I’m part of a growing network of people who would like to make it easier for conference and workshop organisers to have a wider variety of speakers at their events and to help those who are less confident speakers gain the confidence to represent different points of view at events. It’s win-win!
Although I work alongside a lot of different people, I don’t often see them represented as speakers at events and recently I have been the only female on panels, speaker lineups and leading workshops. On one hand it can make me feel like the token but I have to remember that what I have to say is indeed valuable so token or not, I’ll own it anyway.
My pal Lauren Currie came up with the idea of #upfront. It’s a new approach to bring people together and to kick off a community for speaker curation that will bring different ideas, perspectives and conversations to events. Where people feel they would like to hone their speaking skills, #upfront is there for them too.
This isn’t some nutty fourth wave feminism stunt, it’s a slight dig at conference organisers who mainly feature homogenous panels, it’s not PC gone mad and it’s not lowering the bar. It’s an opportunity to open up discussion and facilitate strong links between people with different backgrounds.
Why mixing it up is important
Research here there and everywhere demonstrates the benefit of working and thinking in groups with mixed backgrounds. From this Scientific American article: ‘Decades of research by organizational scientists, psychologists, economists and demographers show that socially diverse groups (that is, those with a diversity of race, ethnicity, gender and sexual orientation) are more innovative than homogenous groups. This is not simply because people with different backgrounds bring new information.
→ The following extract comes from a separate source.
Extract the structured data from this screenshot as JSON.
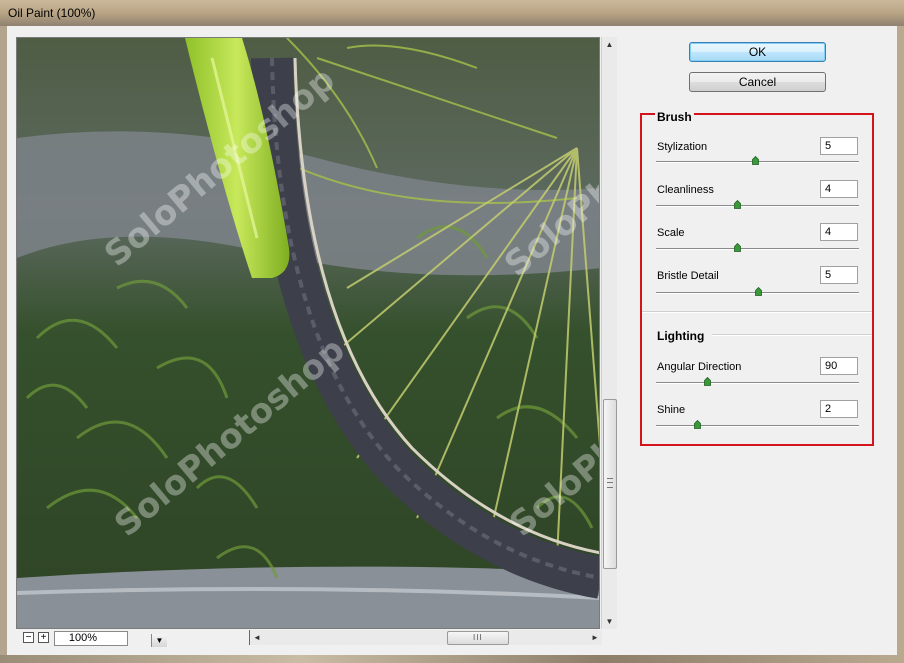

Simply interacting with individuals who are different forces group members to prepare better, to anticipate alternative viewpoints and to expect that reaching consensus will take effort.’
Because it’s right
I hope I don’t surprise anyone too much but the general population isn’t largely made up of cisgender white men. A lack of wider representation on a speaker lineup at events is alienating for a lot of people (including me) and, frankly, it’s getting boring. I challenge you to not do well to predict what will be said at the next all white man panel event you attend in your field or industry. It means we’re not really learning anymore.
Because it challenges status quo
I’ve had people tell me that all white man panels reflect the current state of management and leadership in most industries and sectors and that’s that. Unfortunately that may well be the case but who set the rule that the guy with the loftiest title is the most informed or most capable? From James Surowiecki’s The Wisdom of Crowds: ‘Heretical or not, it’s the truth: the value of expertise is, in many contexts, overrated….the fundamental truth about expertise is that it is spectacularly narrow. However well informed and sophisticated an expert is, his advice and predictions should be pooled with those of others to get the most out of him.’ (pp 32-34)
Being an #upfront ally means recognizing privilege and handing the mic over to those who don’t really have a voice on the speaking circuit at the moment. Maybe that is the young person just entering the workforce (like Leila Willingham who spoke at Lauren’s latest upfront session) or maybe it is the non-white woman executive, the admin assistant, the local small business owner…you get the idea.
Being #upfront means you can help weave the rich stories and provide more insightful learning and knowledge to the people you speak to at larger events.
Call to action
If you would like to be upfront and don’t know where to start…
If you are a conference organiser and you want to be part of upfront…
…do one or more of these things
Tweet Lauren @redjotter
Tweet Leah @LockhartL
Share this message using #upfront